Officials said that most of the money remitted would be used to immunize children and monitor influenza. However, the U.S. International Development Organization plans to continue to donate $68 million to WHO to support its activities in Libya and Syria and eradicating polio in Pakistan and Afghanistan.
The WHO declined to comment except to refer reporters to a statement issued when the government announced its intention to withdraw. Tedros Adhanom Ghebreyesus, then Secretary-General of the WHO, said the agency “cared” Trump’s decision. “The United States has been an old friend of the WHO and we hope to continue to do so.
On July 7, the Trump administration officially spoke to Antonio Guterres, Secretary-General of the United Nations. That the US will withdraw July 6, 2021 at WHO
Member States of the United Nations must notify them of their withdrawal one year in advance and pay all dues. The United States, historically the institution’s largest supporter, is rated at 22% of the institution’s budget, or about $120 million. When the withdrawal notice was delivered, officials said they had already paid $58 million.
In 2019, the U.S. contributed approximately $553 million. Much more than the mandatory dues assessment included voluntary donations to causes supported by the U.S. government.
Secretary of State Mike Pompeo on Wednesday accused the WHO of being ineffective and politically affected, defending the Trump administration’s rejection of a coordinated global initiative to distribute the coronavirus vaccine.
At least 172 countries are negotiating to participate in the so-called Covax program, which is the only global effort by governments and manufacturers to approve and distribute vaccines.
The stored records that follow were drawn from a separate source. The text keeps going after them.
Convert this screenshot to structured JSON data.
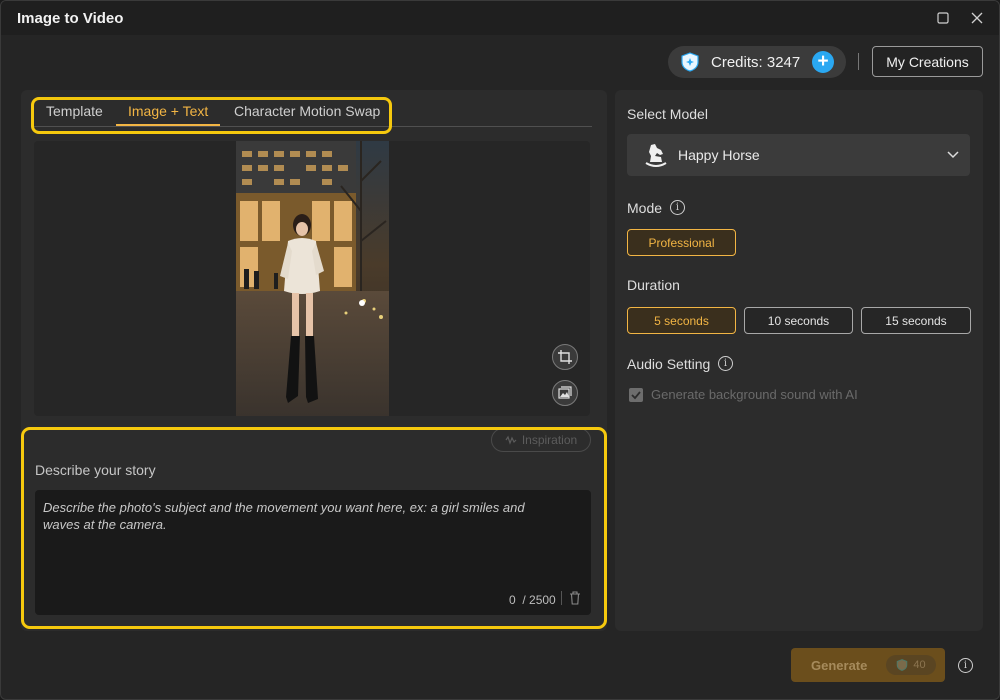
{
  "window": {
    "title": "Image to Video"
  },
  "header": {
    "credits_label": "Credits: 3247",
    "my_creations": "My Creations"
  },
  "tabs": [
    {
      "label": "Template",
      "active": false
    },
    {
      "label": "Image + Text",
      "active": true
    },
    {
      "label": "Character Motion Swap",
      "active": false
    }
  ],
  "story": {
    "inspiration": "Inspiration",
    "label": "Describe your story",
    "placeholder": "Describe the photo's subject and the movement you want here, ex: a girl smiles and waves at the camera.",
    "count": "0",
    "max": "/ 2500"
  },
  "model": {
    "section_label": "Select Model",
    "selected": "Happy Horse"
  },
  "mode": {
    "label": "Mode",
    "options": [
      "Professional"
    ],
    "selected": "Professional"
  },
  "duration": {
    "label": "Duration",
    "options": [
      "5 seconds",
      "10 seconds",
      "15 seconds"
    ],
    "selected": "5 seconds"
  },
  "audio": {
    "label": "Audio Setting",
    "checkbox_label": "Generate background sound with AI",
    "checked": true,
    "disabled": true
  },
  "generate": {
    "label": "Generate",
    "cost": "40"
  },
  "colors": {
    "accent": "#f2b544",
    "highlight": "#f6c90e",
    "plus": "#2aa8f2"
  }
}
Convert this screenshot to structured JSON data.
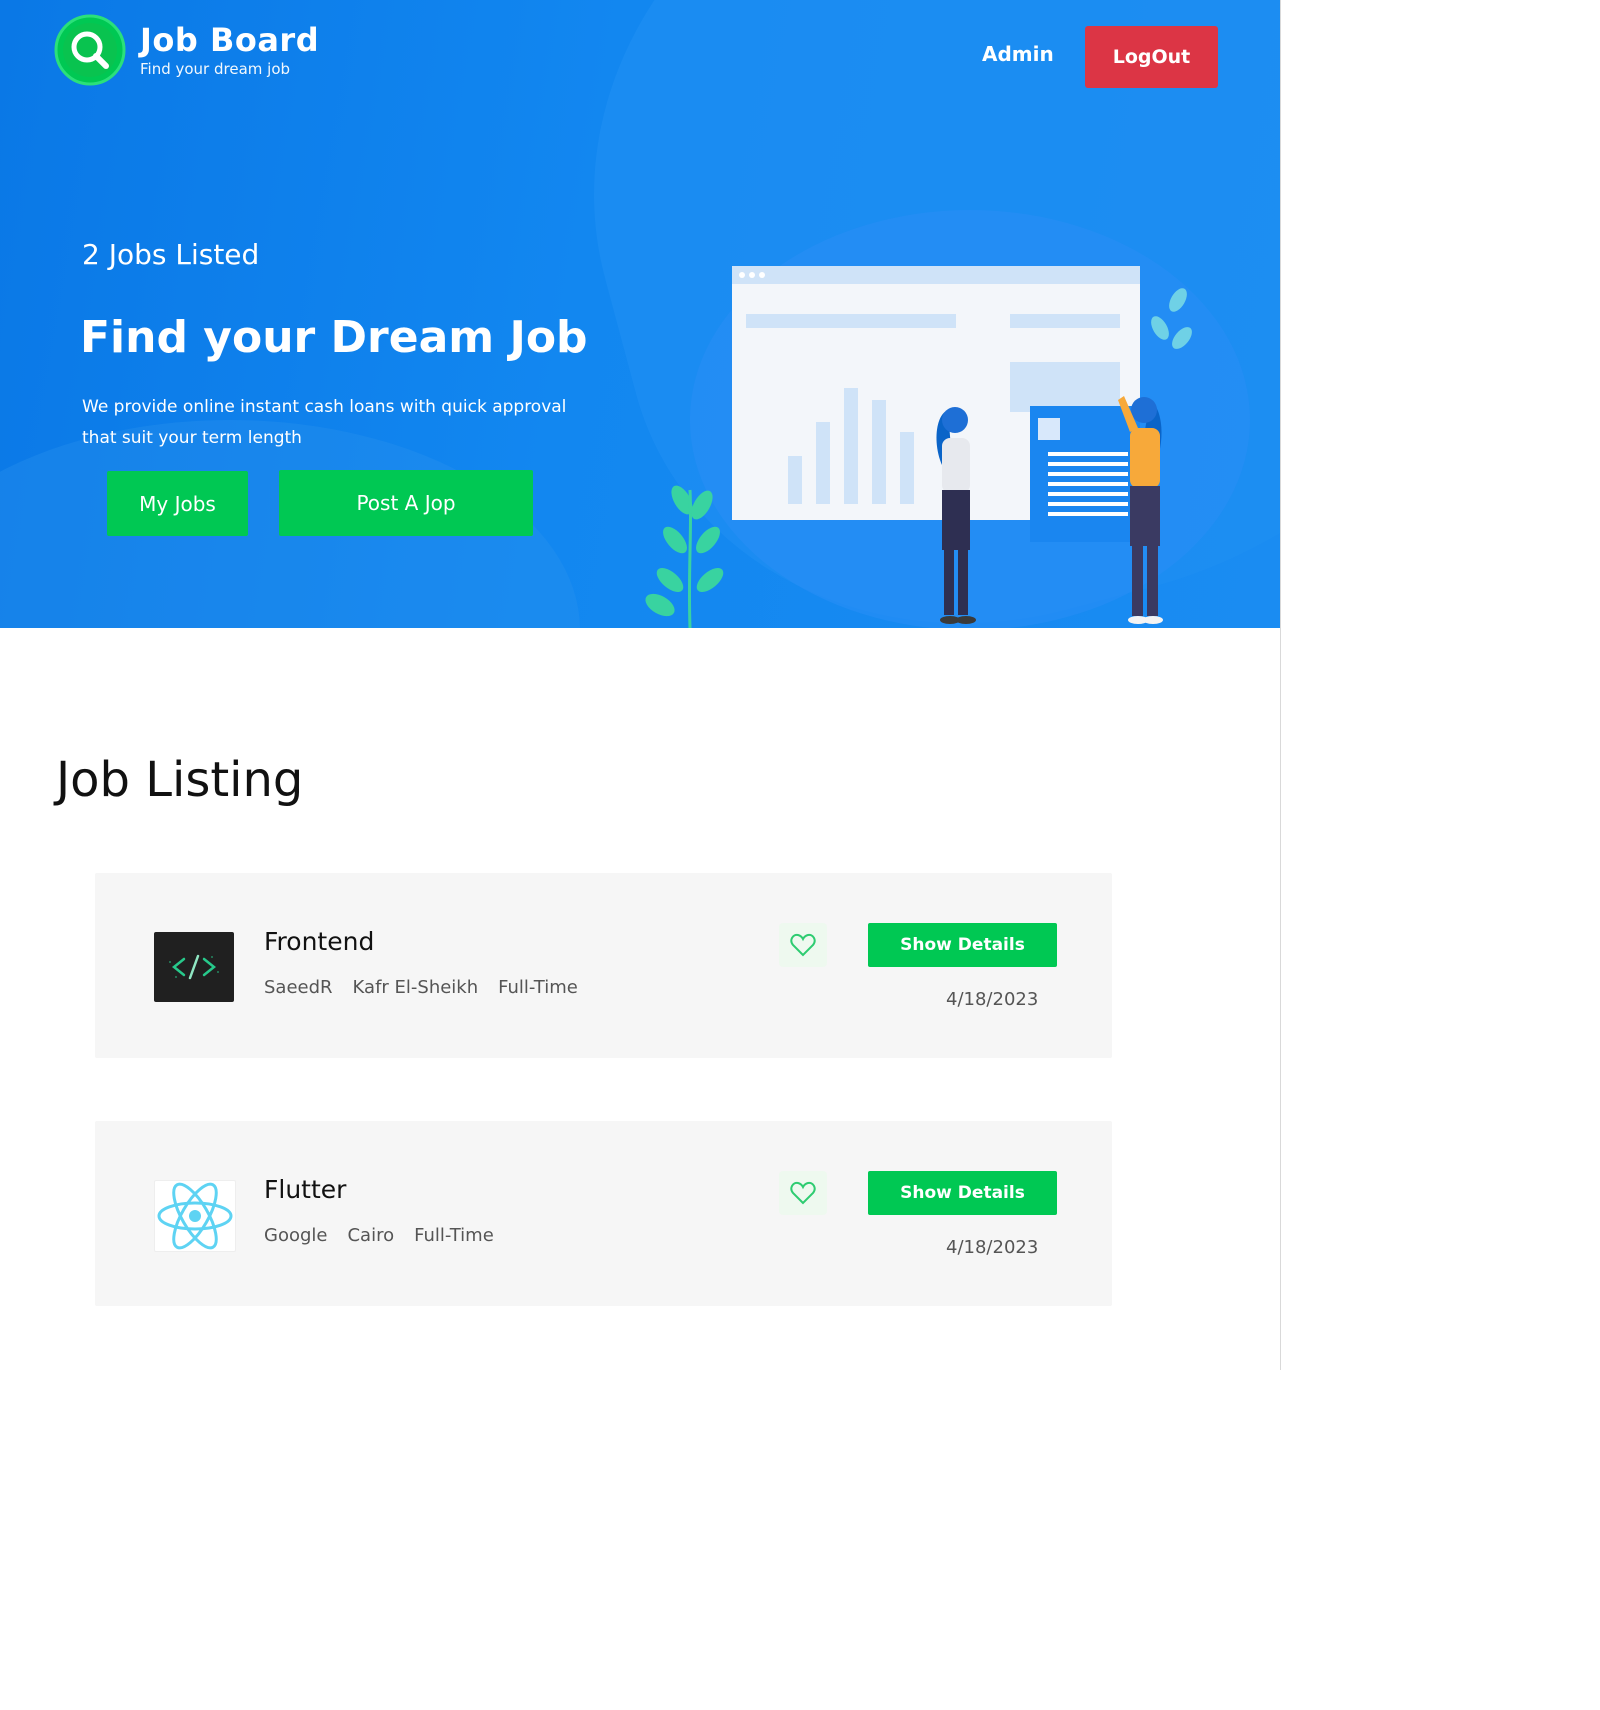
{
  "header": {
    "brand_title": "Job Board",
    "brand_subtitle": "Find your dream job",
    "nav_admin": "Admin",
    "logout_label": "LogOut"
  },
  "hero": {
    "jobs_count_text": "2 Jobs Listed",
    "title": "Find your Dream Job",
    "description": "We provide online instant cash loans with quick approval that suit your term length",
    "my_jobs_label": "My Jobs",
    "post_job_label": "Post A Jop"
  },
  "listing": {
    "title": "Job Listing",
    "jobs": [
      {
        "title": "Frontend",
        "company": "SaeedR",
        "location": "Kafr El-Sheikh",
        "type": "Full-Time",
        "date": "4/18/2023",
        "details_label": "Show Details",
        "logo_icon": "code-icon"
      },
      {
        "title": "Flutter",
        "company": "Google",
        "location": "Cairo",
        "type": "Full-Time",
        "date": "4/18/2023",
        "details_label": "Show Details",
        "logo_icon": "atom-icon"
      }
    ]
  },
  "colors": {
    "hero_blue": "#1287f0",
    "accent_green": "#00c853",
    "logout_red": "#dc3545"
  }
}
So far, 9 potential vaccines have been evaluated and 9 more are being tested. According to WHO.